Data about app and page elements
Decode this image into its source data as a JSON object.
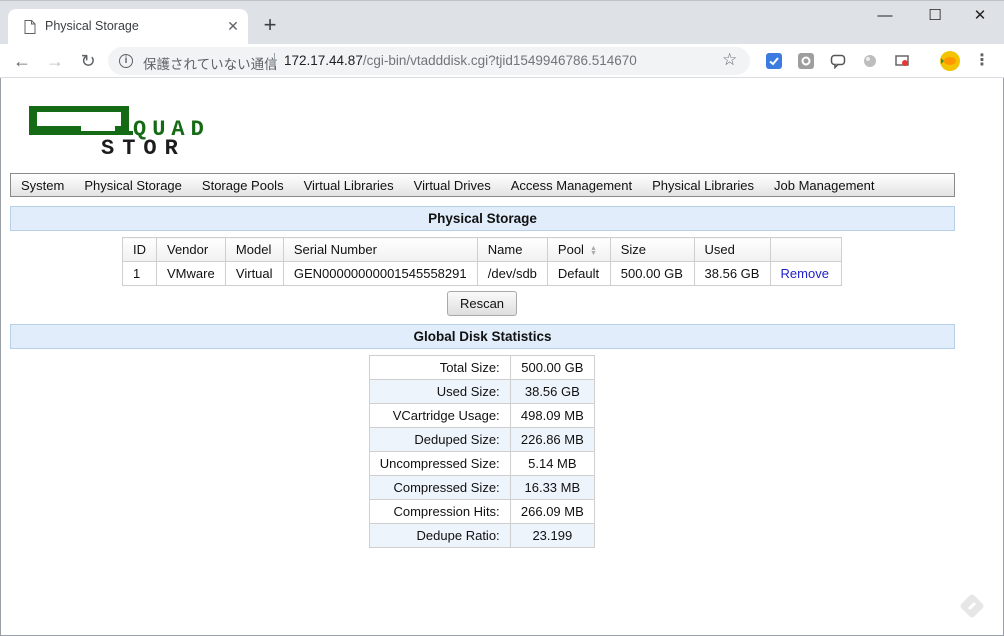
{
  "browser": {
    "tab_title": "Physical Storage",
    "new_tab_label": "+",
    "window_controls": {
      "minimize": "—",
      "maximize": "☐",
      "close": "✕"
    },
    "nav": {
      "back": "←",
      "forward": "→",
      "reload": "↻"
    },
    "address": {
      "security_text": "保護されていない通信",
      "url_host": "172.17.44.87",
      "url_path": "/cgi-bin/vtadddisk.cgi?tjid1549946786.514670"
    },
    "icons": [
      "page-icon",
      "info-icon",
      "star-icon",
      "extension-icon",
      "menu-icon"
    ],
    "colors": {
      "titlebar": "#dee1e6",
      "omnibox": "#f1f3f4"
    }
  },
  "app": {
    "logo": {
      "line1": "QUAD",
      "line2": "STOR"
    },
    "menu": [
      "System",
      "Physical Storage",
      "Storage Pools",
      "Virtual Libraries",
      "Virtual Drives",
      "Access Management",
      "Physical Libraries",
      "Job Management"
    ],
    "colors": {
      "logo_green": "#156b15",
      "section_bg": "#e1edfa",
      "link": "#1f1fc8"
    }
  },
  "physical_storage": {
    "heading": "Physical Storage",
    "columns": [
      "ID",
      "Vendor",
      "Model",
      "Serial Number",
      "Name",
      "Pool",
      "Size",
      "Used",
      ""
    ],
    "rows": [
      {
        "id": "1",
        "vendor": "VMware",
        "model": "Virtual",
        "serial": "GEN00000000001545558291",
        "name": "/dev/sdb",
        "pool": "Default",
        "size": "500.00 GB",
        "used": "38.56 GB",
        "action": "Remove"
      }
    ],
    "rescan_label": "Rescan"
  },
  "global_stats": {
    "heading": "Global Disk Statistics",
    "rows": [
      {
        "label": "Total Size:",
        "value": "500.00 GB"
      },
      {
        "label": "Used Size:",
        "value": "38.56 GB"
      },
      {
        "label": "VCartridge Usage:",
        "value": "498.09 MB"
      },
      {
        "label": "Deduped Size:",
        "value": "226.86 MB"
      },
      {
        "label": "Uncompressed Size:",
        "value": "5.14 MB"
      },
      {
        "label": "Compressed Size:",
        "value": "16.33 MB"
      },
      {
        "label": "Compression Hits:",
        "value": "266.09 MB"
      },
      {
        "label": "Dedupe Ratio:",
        "value": "23.199"
      }
    ]
  }
}
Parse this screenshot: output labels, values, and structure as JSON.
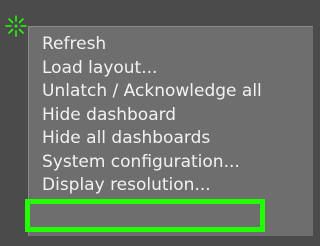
{
  "app_icon": "gear-sparkle-icon",
  "colors": {
    "background": "#4b4b4b",
    "menu_background": "#6e6e6e",
    "menu_text": "#f2f2f2",
    "highlight": "#22ff00",
    "icon": "#22ff00"
  },
  "menu": {
    "items": [
      {
        "label": "Refresh"
      },
      {
        "label": "Load layout..."
      },
      {
        "label": "Unlatch / Acknowledge all"
      },
      {
        "label": "Hide dashboard"
      },
      {
        "label": "Hide all dashboards"
      },
      {
        "label": "System configuration..."
      },
      {
        "label": "Display resolution...",
        "highlighted": true
      }
    ]
  }
}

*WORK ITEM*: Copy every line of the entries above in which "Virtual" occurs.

*ANSWER TO THE EXERCISE*:
      "Virtual Libraries",
      "Virtual Drives",
        "model": "Virtual",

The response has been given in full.